# About this exercise
The pictures stay out; all of the data is to be printed exactly.

# Supplied material
────────────────────
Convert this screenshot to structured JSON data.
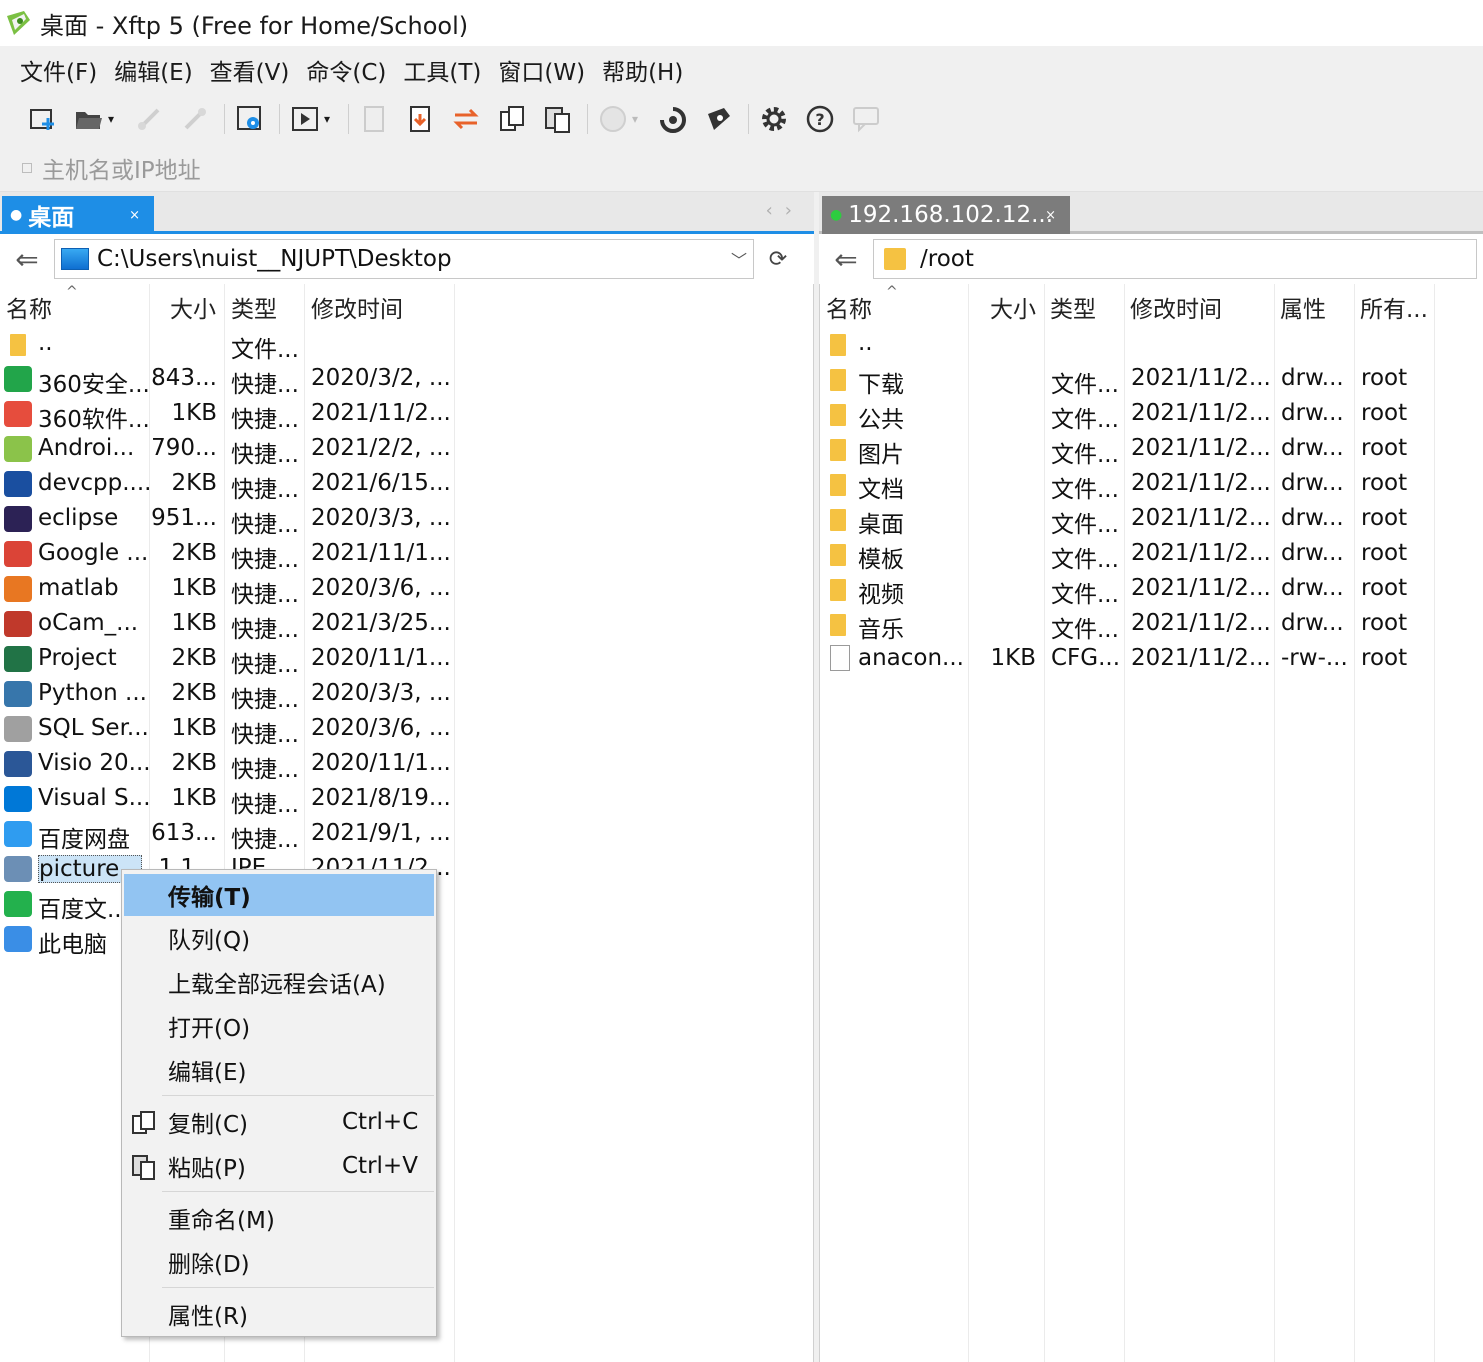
{
  "window": {
    "title": "桌面 - Xftp 5 (Free for Home/School)"
  },
  "menu": [
    "文件(F)",
    "编辑(E)",
    "查看(V)",
    "命令(C)",
    "工具(T)",
    "窗口(W)",
    "帮助(H)"
  ],
  "address": {
    "placeholder": "主机名或IP地址"
  },
  "tabs": {
    "left": {
      "label": "桌面",
      "close": "×"
    },
    "right": {
      "label": "192.168.102.12...",
      "close": "×"
    }
  },
  "left_pane": {
    "path": "C:\\Users\\nuist__NJUPT\\Desktop",
    "columns": [
      "名称",
      "大小",
      "类型",
      "修改时间"
    ],
    "rows": [
      {
        "name": "..",
        "size": "",
        "type": "文件...",
        "modified": ""
      },
      {
        "name": "360安全...",
        "size": "843...",
        "type": "快捷...",
        "modified": "2020/3/2, ..."
      },
      {
        "name": "360软件...",
        "size": "1KB",
        "type": "快捷...",
        "modified": "2021/11/2..."
      },
      {
        "name": "Androi...",
        "size": "790...",
        "type": "快捷...",
        "modified": "2021/2/2, ..."
      },
      {
        "name": "devcpp....",
        "size": "2KB",
        "type": "快捷...",
        "modified": "2021/6/15..."
      },
      {
        "name": "eclipse",
        "size": "951...",
        "type": "快捷...",
        "modified": "2020/3/3, ..."
      },
      {
        "name": "Google ...",
        "size": "2KB",
        "type": "快捷...",
        "modified": "2021/11/1..."
      },
      {
        "name": "matlab",
        "size": "1KB",
        "type": "快捷...",
        "modified": "2020/3/6, ..."
      },
      {
        "name": "oCam_...",
        "size": "1KB",
        "type": "快捷...",
        "modified": "2021/3/25..."
      },
      {
        "name": "Project",
        "size": "2KB",
        "type": "快捷...",
        "modified": "2020/11/1..."
      },
      {
        "name": "Python ...",
        "size": "2KB",
        "type": "快捷...",
        "modified": "2020/3/3, ..."
      },
      {
        "name": "SQL Ser...",
        "size": "1KB",
        "type": "快捷...",
        "modified": "2020/3/6, ..."
      },
      {
        "name": "Visio 20...",
        "size": "2KB",
        "type": "快捷...",
        "modified": "2020/11/1..."
      },
      {
        "name": "Visual S...",
        "size": "1KB",
        "type": "快捷...",
        "modified": "2021/8/19..."
      },
      {
        "name": "百度网盘",
        "size": "613...",
        "type": "快捷...",
        "modified": "2021/9/1, ..."
      },
      {
        "name": "picture...",
        "size": "1.1...",
        "type": "JPE...",
        "modified": "2021/11/2..."
      },
      {
        "name": "百度文...",
        "size": "",
        "type": "",
        "modified": "..."
      },
      {
        "name": "此电脑",
        "size": "",
        "type": "",
        "modified": "..."
      }
    ]
  },
  "right_pane": {
    "path": "/root",
    "columns": [
      "名称",
      "大小",
      "类型",
      "修改时间",
      "属性",
      "所有..."
    ],
    "rows": [
      {
        "name": "..",
        "size": "",
        "type": "",
        "modified": "",
        "attr": "",
        "owner": ""
      },
      {
        "name": "下载",
        "size": "",
        "type": "文件...",
        "modified": "2021/11/2...",
        "attr": "drw...",
        "owner": "root"
      },
      {
        "name": "公共",
        "size": "",
        "type": "文件...",
        "modified": "2021/11/2...",
        "attr": "drw...",
        "owner": "root"
      },
      {
        "name": "图片",
        "size": "",
        "type": "文件...",
        "modified": "2021/11/2...",
        "attr": "drw...",
        "owner": "root"
      },
      {
        "name": "文档",
        "size": "",
        "type": "文件...",
        "modified": "2021/11/2...",
        "attr": "drw...",
        "owner": "root"
      },
      {
        "name": "桌面",
        "size": "",
        "type": "文件...",
        "modified": "2021/11/2...",
        "attr": "drw...",
        "owner": "root"
      },
      {
        "name": "模板",
        "size": "",
        "type": "文件...",
        "modified": "2021/11/2...",
        "attr": "drw...",
        "owner": "root"
      },
      {
        "name": "视频",
        "size": "",
        "type": "文件...",
        "modified": "2021/11/2...",
        "attr": "drw...",
        "owner": "root"
      },
      {
        "name": "音乐",
        "size": "",
        "type": "文件...",
        "modified": "2021/11/2...",
        "attr": "drw...",
        "owner": "root"
      },
      {
        "name": "anacon...",
        "size": "1KB",
        "type": "CFG...",
        "modified": "2021/11/2...",
        "attr": "-rw-...",
        "owner": "root"
      }
    ]
  },
  "context_menu": {
    "items": [
      {
        "label": "传输(T)",
        "shortcut": ""
      },
      {
        "label": "队列(Q)",
        "shortcut": ""
      },
      {
        "label": "上载全部远程会话(A)",
        "shortcut": ""
      },
      {
        "label": "打开(O)",
        "shortcut": ""
      },
      {
        "label": "编辑(E)",
        "shortcut": ""
      },
      {
        "label": "复制(C)",
        "shortcut": "Ctrl+C"
      },
      {
        "label": "粘贴(P)",
        "shortcut": "Ctrl+V"
      },
      {
        "label": "重命名(M)",
        "shortcut": ""
      },
      {
        "label": "删除(D)",
        "shortcut": ""
      },
      {
        "label": "属性(R)",
        "shortcut": ""
      }
    ]
  },
  "colors": {
    "accent": "#1e8ee6",
    "menu_highlight": "#92c4f2",
    "folder": "#f5c242"
  },
  "left_icons": [
    "360-safe-icon",
    "360-soft-icon",
    "android-icon",
    "devcpp-icon",
    "eclipse-icon",
    "chrome-icon",
    "matlab-icon",
    "ocam-icon",
    "project-icon",
    "python-icon",
    "sqlserver-icon",
    "visio-icon",
    "vscode-icon",
    "baidu-netdisk-icon",
    "image-file-icon",
    "baidu-wenku-icon",
    "this-pc-icon"
  ]
}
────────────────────
# Answer to this exercise
Convert this screenshot to structured JSON data.
{
  "window": {
    "title": "桌面 - Xftp 5 (Free for Home/School)"
  },
  "menu": [
    "文件(F)",
    "编辑(E)",
    "查看(V)",
    "命令(C)",
    "工具(T)",
    "窗口(W)",
    "帮助(H)"
  ],
  "address": {
    "placeholder": "主机名或IP地址"
  },
  "tabs": {
    "left": {
      "label": "桌面",
      "close": "×"
    },
    "right": {
      "label": "192.168.102.12...",
      "close": "×"
    }
  },
  "left_pane": {
    "path": "C:\\Users\\nuist__NJUPT\\Desktop",
    "columns": [
      "名称",
      "大小",
      "类型",
      "修改时间"
    ],
    "rows": [
      {
        "name": "..",
        "size": "",
        "type": "文件...",
        "modified": ""
      },
      {
        "name": "360安全...",
        "size": "843...",
        "type": "快捷...",
        "modified": "2020/3/2, ..."
      },
      {
        "name": "360软件...",
        "size": "1KB",
        "type": "快捷...",
        "modified": "2021/11/2..."
      },
      {
        "name": "Androi...",
        "size": "790...",
        "type": "快捷...",
        "modified": "2021/2/2, ..."
      },
      {
        "name": "devcpp....",
        "size": "2KB",
        "type": "快捷...",
        "modified": "2021/6/15..."
      },
      {
        "name": "eclipse",
        "size": "951...",
        "type": "快捷...",
        "modified": "2020/3/3, ..."
      },
      {
        "name": "Google ...",
        "size": "2KB",
        "type": "快捷...",
        "modified": "2021/11/1..."
      },
      {
        "name": "matlab",
        "size": "1KB",
        "type": "快捷...",
        "modified": "2020/3/6, ..."
      },
      {
        "name": "oCam_...",
        "size": "1KB",
        "type": "快捷...",
        "modified": "2021/3/25..."
      },
      {
        "name": "Project",
        "size": "2KB",
        "type": "快捷...",
        "modified": "2020/11/1..."
      },
      {
        "name": "Python ...",
        "size": "2KB",
        "type": "快捷...",
        "modified": "2020/3/3, ..."
      },
      {
        "name": "SQL Ser...",
        "size": "1KB",
        "type": "快捷...",
        "modified": "2020/3/6, ..."
      },
      {
        "name": "Visio 20...",
        "size": "2KB",
        "type": "快捷...",
        "modified": "2020/11/1..."
      },
      {
        "name": "Visual S...",
        "size": "1KB",
        "type": "快捷...",
        "modified": "2021/8/19..."
      },
      {
        "name": "百度网盘",
        "size": "613...",
        "type": "快捷...",
        "modified": "2021/9/1, ..."
      },
      {
        "name": "picture...",
        "size": "1.1...",
        "type": "JPE...",
        "modified": "2021/11/2..."
      },
      {
        "name": "百度文...",
        "size": "",
        "type": "",
        "modified": "..."
      },
      {
        "name": "此电脑",
        "size": "",
        "type": "",
        "modified": "..."
      }
    ]
  },
  "right_pane": {
    "path": "/root",
    "columns": [
      "名称",
      "大小",
      "类型",
      "修改时间",
      "属性",
      "所有..."
    ],
    "rows": [
      {
        "name": "..",
        "size": "",
        "type": "",
        "modified": "",
        "attr": "",
        "owner": ""
      },
      {
        "name": "下载",
        "size": "",
        "type": "文件...",
        "modified": "2021/11/2...",
        "attr": "drw...",
        "owner": "root"
      },
      {
        "name": "公共",
        "size": "",
        "type": "文件...",
        "modified": "2021/11/2...",
        "attr": "drw...",
        "owner": "root"
      },
      {
        "name": "图片",
        "size": "",
        "type": "文件...",
        "modified": "2021/11/2...",
        "attr": "drw...",
        "owner": "root"
      },
      {
        "name": "文档",
        "size": "",
        "type": "文件...",
        "modified": "2021/11/2...",
        "attr": "drw...",
        "owner": "root"
      },
      {
        "name": "桌面",
        "size": "",
        "type": "文件...",
        "modified": "2021/11/2...",
        "attr": "drw...",
        "owner": "root"
      },
      {
        "name": "模板",
        "size": "",
        "type": "文件...",
        "modified": "2021/11/2...",
        "attr": "drw...",
        "owner": "root"
      },
      {
        "name": "视频",
        "size": "",
        "type": "文件...",
        "modified": "2021/11/2...",
        "attr": "drw...",
        "owner": "root"
      },
      {
        "name": "音乐",
        "size": "",
        "type": "文件...",
        "modified": "2021/11/2...",
        "attr": "drw...",
        "owner": "root"
      },
      {
        "name": "anacon...",
        "size": "1KB",
        "type": "CFG...",
        "modified": "2021/11/2...",
        "attr": "-rw-...",
        "owner": "root"
      }
    ]
  },
  "context_menu": {
    "items": [
      {
        "label": "传输(T)",
        "shortcut": ""
      },
      {
        "label": "队列(Q)",
        "shortcut": ""
      },
      {
        "label": "上载全部远程会话(A)",
        "shortcut": ""
      },
      {
        "label": "打开(O)",
        "shortcut": ""
      },
      {
        "label": "编辑(E)",
        "shortcut": ""
      },
      {
        "label": "复制(C)",
        "shortcut": "Ctrl+C"
      },
      {
        "label": "粘贴(P)",
        "shortcut": "Ctrl+V"
      },
      {
        "label": "重命名(M)",
        "shortcut": ""
      },
      {
        "label": "删除(D)",
        "shortcut": ""
      },
      {
        "label": "属性(R)",
        "shortcut": ""
      }
    ]
  },
  "colors": {
    "accent": "#1e8ee6",
    "menu_highlight": "#92c4f2",
    "folder": "#f5c242"
  },
  "left_icons": [
    "360-safe-icon",
    "360-soft-icon",
    "android-icon",
    "devcpp-icon",
    "eclipse-icon",
    "chrome-icon",
    "matlab-icon",
    "ocam-icon",
    "project-icon",
    "python-icon",
    "sqlserver-icon",
    "visio-icon",
    "vscode-icon",
    "baidu-netdisk-icon",
    "image-file-icon",
    "baidu-wenku-icon",
    "this-pc-icon"
  ]
}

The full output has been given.